Segment Open

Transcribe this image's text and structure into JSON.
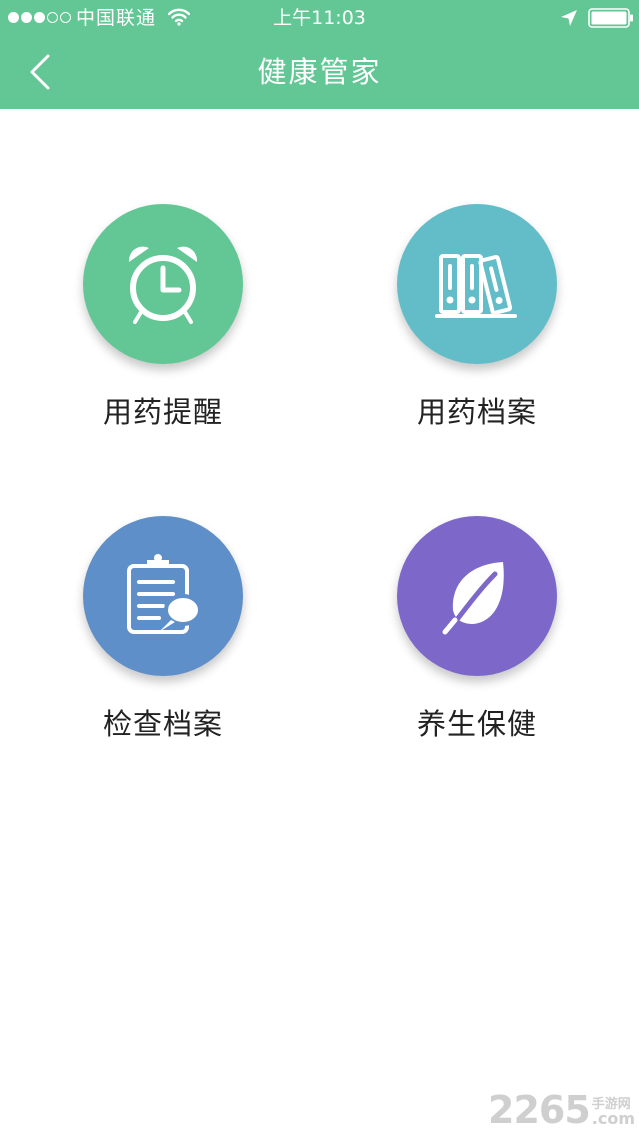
{
  "status_bar": {
    "carrier": "中国联通",
    "time": "上午11:03",
    "signal_bars_filled": 3,
    "signal_bars_total": 5
  },
  "nav": {
    "title": "健康管家"
  },
  "colors": {
    "header": "#62c794",
    "medication_reminder": "#62c794",
    "medication_records": "#63bdc8",
    "checkup_records": "#5e8fc8",
    "health_care": "#7d68c9"
  },
  "features": [
    {
      "label": "用药提醒",
      "icon": "alarm-clock-icon"
    },
    {
      "label": "用药档案",
      "icon": "binders-icon"
    },
    {
      "label": "检查档案",
      "icon": "clipboard-chat-icon"
    },
    {
      "label": "养生保健",
      "icon": "leaf-icon"
    }
  ],
  "watermark": {
    "number": "2265",
    "site": "手游网",
    "domain": ".com"
  }
}
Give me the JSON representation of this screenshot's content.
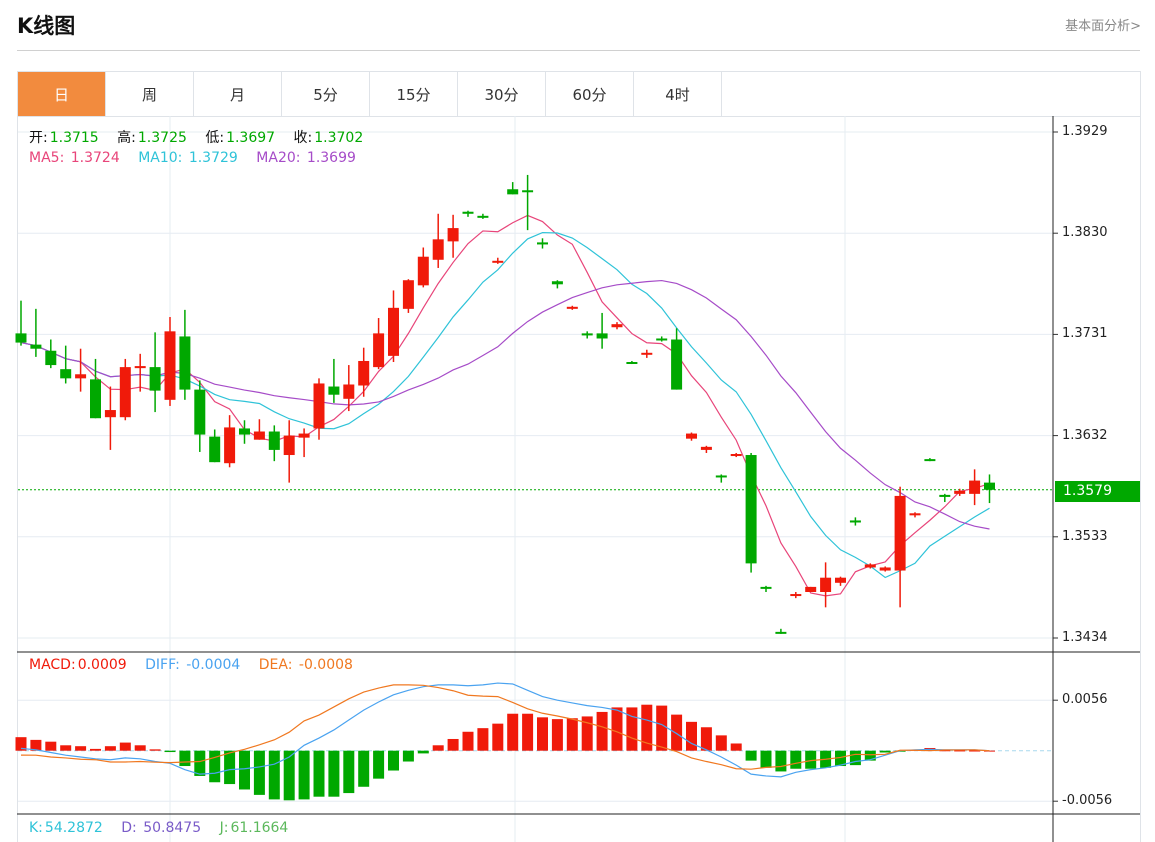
{
  "header": {
    "title": "K线图",
    "link": "基本面分析>"
  },
  "tabs": [
    {
      "label": "日",
      "active": true
    },
    {
      "label": "周"
    },
    {
      "label": "月"
    },
    {
      "label": "5分"
    },
    {
      "label": "15分"
    },
    {
      "label": "30分"
    },
    {
      "label": "60分"
    },
    {
      "label": "4时"
    }
  ],
  "ohlc": {
    "open_label": "开:",
    "open": "1.3715",
    "high_label": "高:",
    "high": "1.3725",
    "low_label": "低:",
    "low": "1.3697",
    "close_label": "收:",
    "close": "1.3702"
  },
  "ma": {
    "ma5_label": "MA5:",
    "ma5": "1.3724",
    "ma10_label": "MA10:",
    "ma10": "1.3729",
    "ma20_label": "MA20:",
    "ma20": "1.3699"
  },
  "macd_info": {
    "macd_label": "MACD:",
    "macd": "0.0009",
    "diff_label": "DIFF:",
    "diff": "-0.0004",
    "dea_label": "DEA:",
    "dea": "-0.0008"
  },
  "kdj_info": {
    "k_label": "K:",
    "k": "54.2872",
    "d_label": "D:",
    "d": "50.8475",
    "j_label": "J:",
    "j": "61.1664"
  },
  "colors": {
    "up": "#f01a0a",
    "down": "#00a800",
    "ma5": "#e8457a",
    "ma10": "#2fc3d8",
    "ma20": "#a64cc8",
    "diff": "#4aa3f0",
    "dea": "#f07820",
    "accent": "#f28b3e"
  },
  "current_price": "1.3579",
  "chart_data": {
    "type": "candlestick",
    "price_axis_ticks": [
      "1.3929",
      "1.3830",
      "1.3731",
      "1.3632",
      "1.3533",
      "1.3434"
    ],
    "price_range": [
      1.3434,
      1.3929
    ],
    "macd_axis_ticks": [
      "0.0056",
      "-0.0056"
    ],
    "macd_range": [
      -0.0056,
      0.0056
    ],
    "candles": [
      [
        1.3732,
        1.3723,
        1.3764,
        1.372
      ],
      [
        1.3721,
        1.3717,
        1.3756,
        1.3709
      ],
      [
        1.3715,
        1.3701,
        1.3726,
        1.3698
      ],
      [
        1.3697,
        1.3688,
        1.372,
        1.3683
      ],
      [
        1.3688,
        1.3692,
        1.3717,
        1.3675
      ],
      [
        1.3687,
        1.3649,
        1.3707,
        1.3649
      ],
      [
        1.365,
        1.3657,
        1.368,
        1.3618
      ],
      [
        1.365,
        1.3699,
        1.3707,
        1.3647
      ],
      [
        1.3698,
        1.37,
        1.3712,
        1.3675
      ],
      [
        1.3699,
        1.3676,
        1.3733,
        1.3655
      ],
      [
        1.3667,
        1.3734,
        1.3748,
        1.3661
      ],
      [
        1.3729,
        1.3677,
        1.3755,
        1.3667
      ],
      [
        1.3677,
        1.3633,
        1.3686,
        1.3616
      ],
      [
        1.3631,
        1.3606,
        1.3638,
        1.3606
      ],
      [
        1.3605,
        1.364,
        1.3652,
        1.3601
      ],
      [
        1.3639,
        1.3633,
        1.3647,
        1.3624
      ],
      [
        1.3628,
        1.3636,
        1.3648,
        1.3628
      ],
      [
        1.3636,
        1.3618,
        1.3642,
        1.3607
      ],
      [
        1.3613,
        1.3632,
        1.3647,
        1.3586
      ],
      [
        1.363,
        1.3634,
        1.3639,
        1.3611
      ],
      [
        1.3639,
        1.3683,
        1.3688,
        1.3628
      ],
      [
        1.368,
        1.3672,
        1.3707,
        1.3664
      ],
      [
        1.3668,
        1.3682,
        1.3701,
        1.3656
      ],
      [
        1.3681,
        1.3705,
        1.3718,
        1.367
      ],
      [
        1.3699,
        1.3732,
        1.3747,
        1.3697
      ],
      [
        1.371,
        1.3757,
        1.3774,
        1.3704
      ],
      [
        1.3756,
        1.3784,
        1.3785,
        1.3752
      ],
      [
        1.3779,
        1.3807,
        1.3816,
        1.3777
      ],
      [
        1.3804,
        1.3824,
        1.3849,
        1.3796
      ],
      [
        1.3822,
        1.3835,
        1.3848,
        1.3806
      ],
      [
        1.3851,
        1.3849,
        1.3852,
        1.3846
      ],
      [
        1.3847,
        1.3846,
        1.3849,
        1.3844
      ],
      [
        1.3802,
        1.3803,
        1.3806,
        1.38
      ],
      [
        1.3873,
        1.3868,
        1.388,
        1.3868
      ],
      [
        1.3872,
        1.3871,
        1.3887,
        1.3833
      ],
      [
        1.3821,
        1.3819,
        1.3825,
        1.3815
      ],
      [
        1.3783,
        1.378,
        1.3784,
        1.3776
      ],
      [
        1.3756,
        1.3758,
        1.3759,
        1.3755
      ],
      [
        1.3732,
        1.373,
        1.3734,
        1.3727
      ],
      [
        1.3732,
        1.3727,
        1.3752,
        1.3717
      ],
      [
        1.3738,
        1.3741,
        1.3743,
        1.3736
      ],
      [
        1.3704,
        1.3703,
        1.3705,
        1.3702
      ],
      [
        1.3712,
        1.3713,
        1.3716,
        1.3708
      ],
      [
        1.3727,
        1.3726,
        1.3729,
        1.3724
      ],
      [
        1.3726,
        1.3677,
        1.3737,
        1.3677
      ],
      [
        1.3629,
        1.3634,
        1.3635,
        1.3627
      ],
      [
        1.3618,
        1.3621,
        1.3622,
        1.3615
      ],
      [
        1.3593,
        1.3592,
        1.3594,
        1.3586
      ],
      [
        1.3612,
        1.3614,
        1.3615,
        1.3611
      ],
      [
        1.3613,
        1.3507,
        1.3615,
        1.3498
      ],
      [
        1.3484,
        1.3483,
        1.3485,
        1.3479
      ],
      [
        1.344,
        1.3439,
        1.3443,
        1.3438
      ],
      [
        1.3476,
        1.3477,
        1.3479,
        1.3473
      ],
      [
        1.3479,
        1.3484,
        1.3484,
        1.3479
      ],
      [
        1.3479,
        1.3493,
        1.3508,
        1.3464
      ],
      [
        1.3488,
        1.3493,
        1.3494,
        1.3485
      ],
      [
        1.3549,
        1.3547,
        1.3552,
        1.3544
      ],
      [
        1.3503,
        1.3506,
        1.3507,
        1.3502
      ],
      [
        1.35,
        1.3503,
        1.3504,
        1.3499
      ],
      [
        1.35,
        1.3573,
        1.3582,
        1.3464
      ],
      [
        1.3554,
        1.3556,
        1.3557,
        1.3552
      ],
      [
        1.3609,
        1.3608,
        1.361,
        1.3607
      ],
      [
        1.3574,
        1.3572,
        1.3575,
        1.3567
      ],
      [
        1.3575,
        1.3578,
        1.358,
        1.3573
      ],
      [
        1.3575,
        1.3588,
        1.3599,
        1.3564
      ],
      [
        1.3586,
        1.3579,
        1.3594,
        1.3566
      ]
    ],
    "macd": [
      0.0015,
      0.0012,
      0.001,
      0.0006,
      0.0005,
      0.0002,
      0.0005,
      0.0009,
      0.0006,
      0.00015,
      -0.00015,
      -0.0017,
      -0.0028,
      -0.0035,
      -0.0037,
      -0.0043,
      -0.0049,
      -0.0054,
      -0.0055,
      -0.0054,
      -0.0051,
      -0.0051,
      -0.0047,
      -0.004,
      -0.0031,
      -0.0022,
      -0.0012,
      -0.0003,
      0.0006,
      0.0013,
      0.0021,
      0.0025,
      0.003,
      0.0041,
      0.0041,
      0.0037,
      0.0035,
      0.0036,
      0.0038,
      0.0043,
      0.0048,
      0.0048,
      0.0051,
      0.005,
      0.004,
      0.0032,
      0.0026,
      0.0017,
      0.0008,
      -0.0011,
      -0.0019,
      -0.0023,
      -0.002,
      -0.002,
      -0.0019,
      -0.0017,
      -0.0016,
      -0.0011,
      -0.0002,
      -0.0001,
      0.0001,
      0.0003,
      5e-05,
      3e-05,
      2e-05,
      1e-05
    ],
    "diff": [
      0.00026,
      0.0001,
      -0.0002,
      -0.0005,
      -0.0007,
      -0.0009,
      -0.001,
      -0.0008,
      -0.0009,
      -0.0012,
      -0.0014,
      -0.0021,
      -0.0026,
      -0.0025,
      -0.0021,
      -0.002,
      -0.0018,
      -0.0015,
      -0.0007,
      0.0006,
      0.0014,
      0.0023,
      0.0034,
      0.0045,
      0.0054,
      0.0062,
      0.0067,
      0.0071,
      0.0073,
      0.0073,
      0.0072,
      0.0073,
      0.0075,
      0.0074,
      0.0067,
      0.006,
      0.0056,
      0.0053,
      0.005,
      0.0048,
      0.0045,
      0.0038,
      0.0034,
      0.0029,
      0.0019,
      0.0008,
      0.0001,
      -0.0007,
      -0.0016,
      -0.0026,
      -0.0028,
      -0.0029,
      -0.0024,
      -0.0021,
      -0.0019,
      -0.0016,
      -0.0012,
      -0.001,
      -0.0005,
      0.0,
      0.0001,
      0.00015,
      0.0001,
      0.0001,
      0.0001,
      0.0
    ]
  }
}
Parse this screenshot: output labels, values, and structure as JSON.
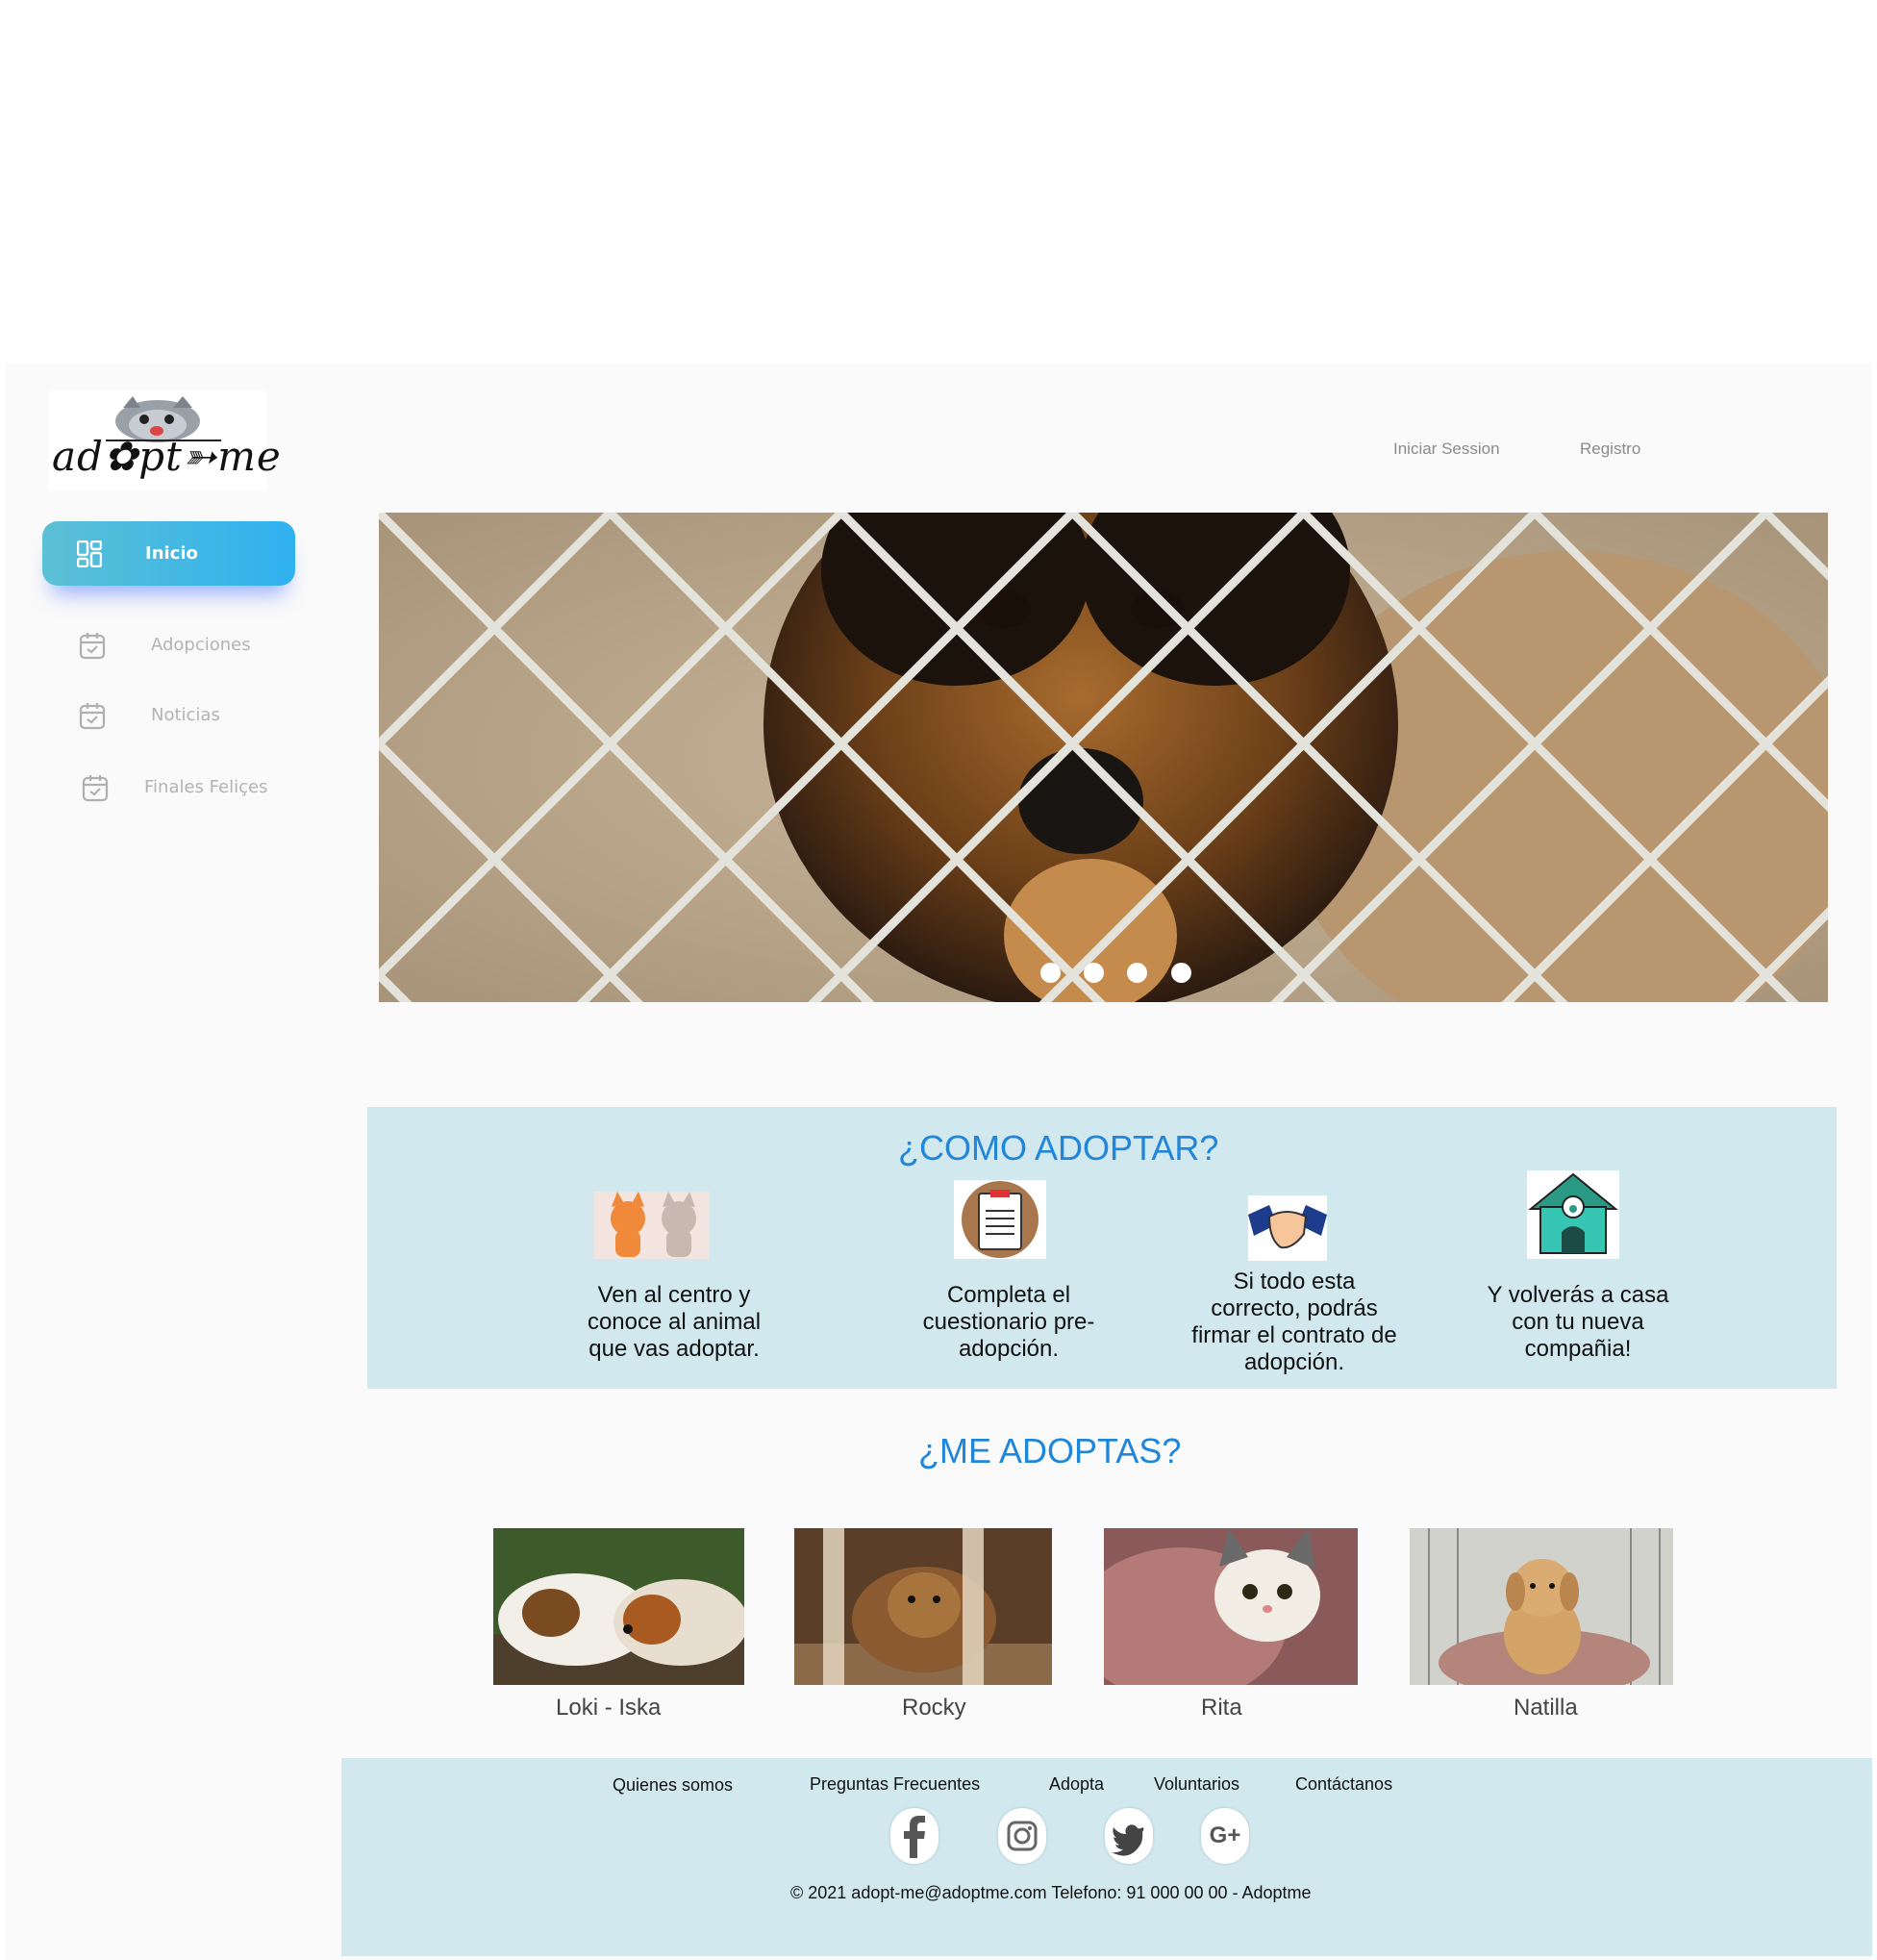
{
  "brand": {
    "logo_text": "ad✿pt➳me"
  },
  "header": {
    "login": "Iniciar Session",
    "register": "Registro"
  },
  "nav": {
    "items": [
      {
        "label": "Inicio",
        "icon": "dashboard-icon"
      },
      {
        "label": "Adopciones",
        "icon": "calendar-icon"
      },
      {
        "label": "Noticias",
        "icon": "calendar-icon"
      },
      {
        "label": "Finales Feliçes",
        "icon": "calendar-icon"
      }
    ]
  },
  "hero": {
    "icon": "dog-behind-fence-image",
    "slides": 4
  },
  "how": {
    "title": "¿COMO ADOPTAR?",
    "steps": [
      {
        "icon": "cat-dog-icon",
        "line1": "Ven al centro y",
        "line2": "conoce al animal",
        "line3": "que vas adoptar.",
        "line4": ""
      },
      {
        "icon": "clipboard-icon",
        "line1": "Completa el",
        "line2": "cuestionario pre-",
        "line3": "adopción.",
        "line4": ""
      },
      {
        "icon": "handshake-icon",
        "line1": "Si todo esta",
        "line2": "correcto, podrás",
        "line3": "firmar el contrato de",
        "line4": "adopción."
      },
      {
        "icon": "doghouse-icon",
        "line1": "Y volverás a casa",
        "line2": "con tu nueva",
        "line3": "compañia!",
        "line4": ""
      }
    ]
  },
  "pets": {
    "title": "¿ME ADOPTAS?",
    "items": [
      {
        "name": "Loki - Iska",
        "icon": "guinea-pigs-photo"
      },
      {
        "name": "Rocky",
        "icon": "dog-photo"
      },
      {
        "name": "Rita",
        "icon": "cat-photo"
      },
      {
        "name": "Natilla",
        "icon": "puppy-photo"
      }
    ]
  },
  "footer": {
    "links": [
      "Quienes somos",
      "Preguntas Frecuentes",
      "Adopta",
      "Voluntarios",
      "Contáctanos"
    ],
    "social": [
      "facebook-icon",
      "instagram-icon",
      "twitter-icon",
      "google-plus-icon"
    ],
    "social_gplus_text": "G+",
    "copyright": "© 2021 adopt-me@adoptme.com  Telefono:  91 000 00 00 - Adoptme"
  }
}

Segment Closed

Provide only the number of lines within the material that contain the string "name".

4